[TASK GOAL] When a line of the entries contains the word "true", report that line.

*** Opening DATA TO EXAMINE ***

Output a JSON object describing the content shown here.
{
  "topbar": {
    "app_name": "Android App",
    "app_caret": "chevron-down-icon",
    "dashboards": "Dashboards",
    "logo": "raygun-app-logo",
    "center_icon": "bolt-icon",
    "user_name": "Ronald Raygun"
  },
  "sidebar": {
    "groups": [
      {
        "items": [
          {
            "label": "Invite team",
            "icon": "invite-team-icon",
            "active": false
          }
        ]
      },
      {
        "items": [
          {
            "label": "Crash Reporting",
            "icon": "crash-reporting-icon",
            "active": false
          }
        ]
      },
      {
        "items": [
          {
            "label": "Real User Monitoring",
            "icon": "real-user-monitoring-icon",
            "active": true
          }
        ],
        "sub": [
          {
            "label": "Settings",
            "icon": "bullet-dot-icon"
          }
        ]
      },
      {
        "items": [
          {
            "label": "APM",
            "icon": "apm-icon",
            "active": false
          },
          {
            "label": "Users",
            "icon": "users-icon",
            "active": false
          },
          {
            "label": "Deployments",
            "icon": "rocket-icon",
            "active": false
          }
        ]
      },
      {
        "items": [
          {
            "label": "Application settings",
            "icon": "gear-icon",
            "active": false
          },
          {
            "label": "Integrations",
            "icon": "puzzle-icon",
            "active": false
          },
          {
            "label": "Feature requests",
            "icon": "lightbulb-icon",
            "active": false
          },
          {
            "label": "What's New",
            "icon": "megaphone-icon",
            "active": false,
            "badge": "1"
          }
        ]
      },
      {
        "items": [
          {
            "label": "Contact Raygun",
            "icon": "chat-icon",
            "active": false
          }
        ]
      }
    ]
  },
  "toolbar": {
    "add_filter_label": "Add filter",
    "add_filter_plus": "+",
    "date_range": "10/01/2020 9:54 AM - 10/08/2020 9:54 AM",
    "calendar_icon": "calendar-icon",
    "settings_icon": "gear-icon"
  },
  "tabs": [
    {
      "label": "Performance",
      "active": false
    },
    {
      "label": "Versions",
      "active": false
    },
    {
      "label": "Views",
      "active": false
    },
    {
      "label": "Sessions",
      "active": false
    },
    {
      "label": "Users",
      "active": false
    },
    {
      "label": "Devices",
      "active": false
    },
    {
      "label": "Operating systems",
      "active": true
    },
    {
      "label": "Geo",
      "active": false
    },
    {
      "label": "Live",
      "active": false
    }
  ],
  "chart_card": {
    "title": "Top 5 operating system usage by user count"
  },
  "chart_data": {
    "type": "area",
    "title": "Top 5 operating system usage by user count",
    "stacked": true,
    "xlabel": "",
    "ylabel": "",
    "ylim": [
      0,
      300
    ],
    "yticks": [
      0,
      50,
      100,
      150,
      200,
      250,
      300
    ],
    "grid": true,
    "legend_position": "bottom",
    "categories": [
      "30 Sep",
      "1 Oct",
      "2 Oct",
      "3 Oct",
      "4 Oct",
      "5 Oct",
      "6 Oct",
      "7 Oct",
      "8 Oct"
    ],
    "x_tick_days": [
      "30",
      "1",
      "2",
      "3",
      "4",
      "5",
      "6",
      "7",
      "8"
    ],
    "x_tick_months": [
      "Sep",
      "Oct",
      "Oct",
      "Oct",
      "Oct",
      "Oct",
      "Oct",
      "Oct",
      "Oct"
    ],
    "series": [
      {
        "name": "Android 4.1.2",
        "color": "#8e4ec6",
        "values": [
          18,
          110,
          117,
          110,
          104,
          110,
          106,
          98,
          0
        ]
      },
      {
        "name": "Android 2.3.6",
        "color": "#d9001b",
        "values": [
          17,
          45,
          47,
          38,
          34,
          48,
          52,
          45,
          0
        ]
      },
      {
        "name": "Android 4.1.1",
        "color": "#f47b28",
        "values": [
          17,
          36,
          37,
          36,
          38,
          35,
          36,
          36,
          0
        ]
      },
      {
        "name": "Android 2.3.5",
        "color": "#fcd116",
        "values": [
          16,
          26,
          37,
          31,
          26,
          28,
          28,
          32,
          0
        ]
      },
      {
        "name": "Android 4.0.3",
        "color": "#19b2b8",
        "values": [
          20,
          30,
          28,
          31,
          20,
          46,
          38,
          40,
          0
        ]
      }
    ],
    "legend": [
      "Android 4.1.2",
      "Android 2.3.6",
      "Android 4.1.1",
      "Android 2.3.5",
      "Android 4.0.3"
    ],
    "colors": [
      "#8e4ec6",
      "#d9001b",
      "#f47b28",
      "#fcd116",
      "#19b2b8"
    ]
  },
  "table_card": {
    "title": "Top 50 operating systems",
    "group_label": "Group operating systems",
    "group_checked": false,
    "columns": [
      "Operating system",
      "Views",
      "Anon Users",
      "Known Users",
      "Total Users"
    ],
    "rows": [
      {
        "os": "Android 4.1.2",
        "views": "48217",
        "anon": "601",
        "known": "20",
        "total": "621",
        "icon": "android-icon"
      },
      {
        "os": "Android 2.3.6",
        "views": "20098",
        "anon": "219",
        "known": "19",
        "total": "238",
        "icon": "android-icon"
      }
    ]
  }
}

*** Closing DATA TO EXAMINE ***

[TASK RESPONSE]
            "active": true
      "active": true
    "stacked": true,
    "grid": true,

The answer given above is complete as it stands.